THEY are opening a new park just down the road from me in San Pedro.
It’s part of the the new image for the town that they have been heavily promoting. In recent years they have built an underground car park (with resultant traffic chaos) a new tunnel (with resultant traffic chaos) and only last month announced that there would be a huge new commercial centre built on the outskirts of town (I’ll let you guess what the result will be – you are clever people).
The new park features plenty of green space, as you’d expect, plus an amphitheatre and lots of childrens play areas. The highlight, however, is the pedestrian bridge, which the powers that be have decided should majestically span the town’s main roundabout (with resultant traffic chaos).
The bridge itself features the type of heavy ironwork that would look more at home in Sunderland than San Pedro. Now I’m not a huge authority on the industrial heritage of the Costa del Sol, but if I was planning a new park, I wouldn’t have dropped 800 or so tonnes of heavy metal in the middle of the town. Something made of wood perhaps, or that echoed the Moorish influence of Al-Andalus that Expo 92 in Sevilla did so brilliantly.
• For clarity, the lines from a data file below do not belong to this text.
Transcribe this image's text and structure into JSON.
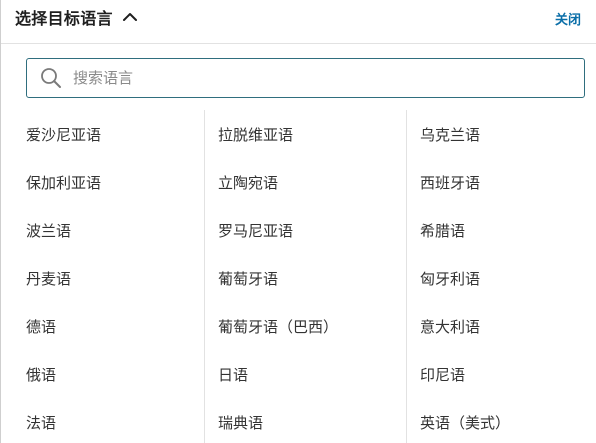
{
  "header": {
    "title": "选择目标语言",
    "close_label": "关闭"
  },
  "search": {
    "placeholder": "搜索语言",
    "value": ""
  },
  "icons": {
    "expand": "chevron-up-icon",
    "search": "search-icon"
  },
  "colors": {
    "accent": "#0a6ea8",
    "search_border": "#2f6e7e",
    "text": "#333333"
  },
  "columns": [
    {
      "items": [
        "爱沙尼亚语",
        "保加利亚语",
        "波兰语",
        "丹麦语",
        "德语",
        "俄语",
        "法语"
      ]
    },
    {
      "items": [
        "拉脱维亚语",
        "立陶宛语",
        "罗马尼亚语",
        "葡萄牙语",
        "葡萄牙语（巴西）",
        "日语",
        "瑞典语"
      ]
    },
    {
      "items": [
        "乌克兰语",
        "西班牙语",
        "希腊语",
        "匈牙利语",
        "意大利语",
        "印尼语",
        "英语（美式）"
      ]
    }
  ]
}
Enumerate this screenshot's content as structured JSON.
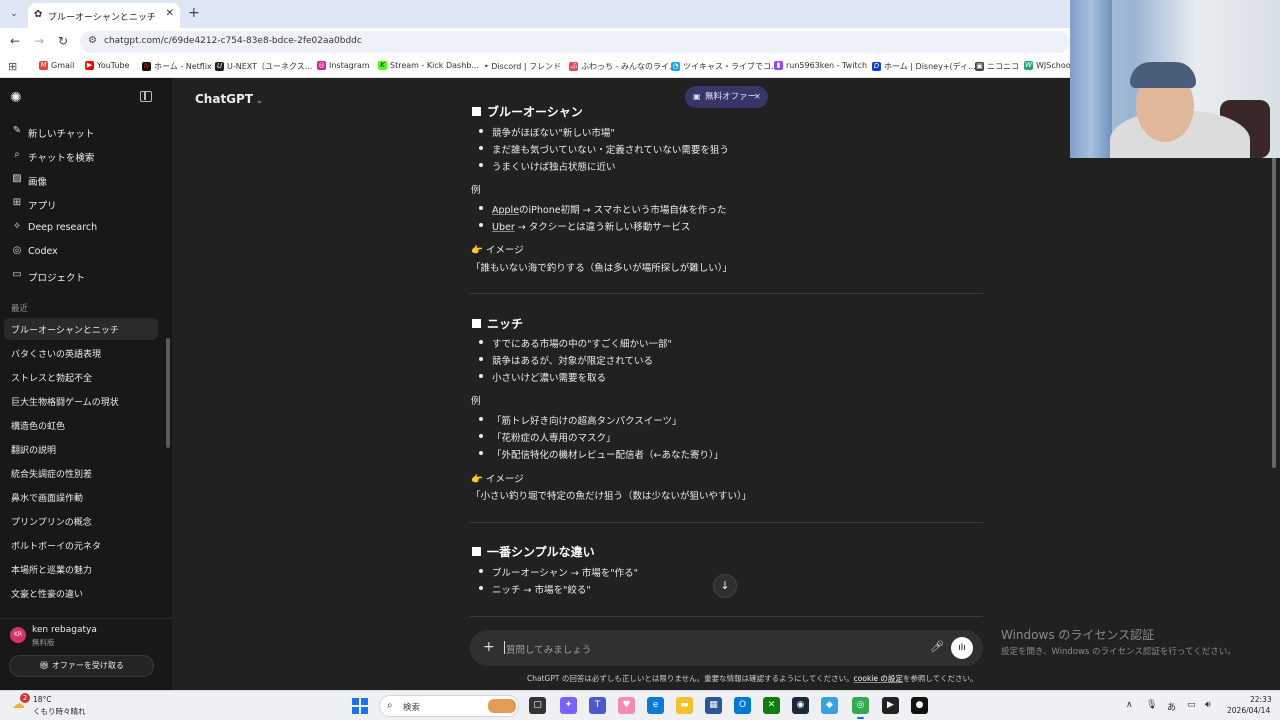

And the other thing that annoys me about the San Pedro bridge is the design. Once again the architect has plumped for what I would describe as sub Guggenheim architecture, all wavy lines and curves. While that might have been fine for Bilbao, is looks somewhat strange on the Costa del Sol. And it seems to be the default setting for most architecture when there is a new project to be built. When I was living in Antequera the new AVE station looked not so much as a transport hub, but more as if the mothership had suddenly landed outside Bobadilla. But most famous of all was Barcelona’s airport, that was redesigned and relaunched just in time for the Olympics. A huge mass of metal and glass, it was unveiled with much pomp and ceremony, until it was discovered (and they never admitted how) that the glass and metal was throwing up ‘ghost planes’ on the outdated air traffic control system.
I have since got into the habit of ordering a second Martini when landing in Barcelona, just to calm the nerves…
With a cunning scheme of rewiring the radio on the Freelander I have finally got music in the car, and this has meant that I spend a fair part of my time now listening to Spanish radio stations. The positives are that I am able to keep abreast of what is going on in Spain, but the downside is that I have to put up with the constant babble of Spanish radio presenters and their annoying habit of throwing in English words just for effect. ‘C’mon’, ‘Sexy’ and ‘Weekend’ seem to feature quite a lot.
The bit that made me almost crash last week was the fact that Spanish stations seem to play English language tracks without checking the lyrics first. Therefore I was treated to US singer Pink last week singing ‘You’re so f**king special’ and it made me remember a parent recounting a kiddies performance last year where the grand finale was the massed ranks of four-year-olds enthusiastically belting out Cee Lo Green’s F**k You.
It made my British heart swell with pride!
- Giles Brown is stuck in ‘festive no man’s land’ - 5 Jan, 2019 @ 09:00
- What NOT to do at your office Christmas party in Spain - 21 Dec, 2018 @ 12:00
- Guests got more than they bargained for at Gibraltar’s Fawlty Towers dinner - 24 Nov, 2018 @ 19:00
- EXCLUSIVE : the Olive Press has Breakfast with Berkoff - 10 Nov, 2018 @ 11:01
- When it rains… - 28 Oct, 2018 @ 12:24
- Watch out, there’s a new 80s revival in town, but don’t except big hair and shoulder pads - 30 Sep, 2018 @ 12:10
- We’ve survived another mad Marbella summer - 15 Sep, 2018 @ 12:00
- TRIBUTE: Remembering Costa del Sol legendary singer Mel Williams - 2 Sep, 2018 @ 16:00
- AUGUST ANGST: Summer in southern Spain presents some interesting challenges - 4 Aug, 2018 @ 13:23
- TOUR DE FARCE: Last Monday was my final straw with the cyclists - 21 Jul, 2018 @ 11:10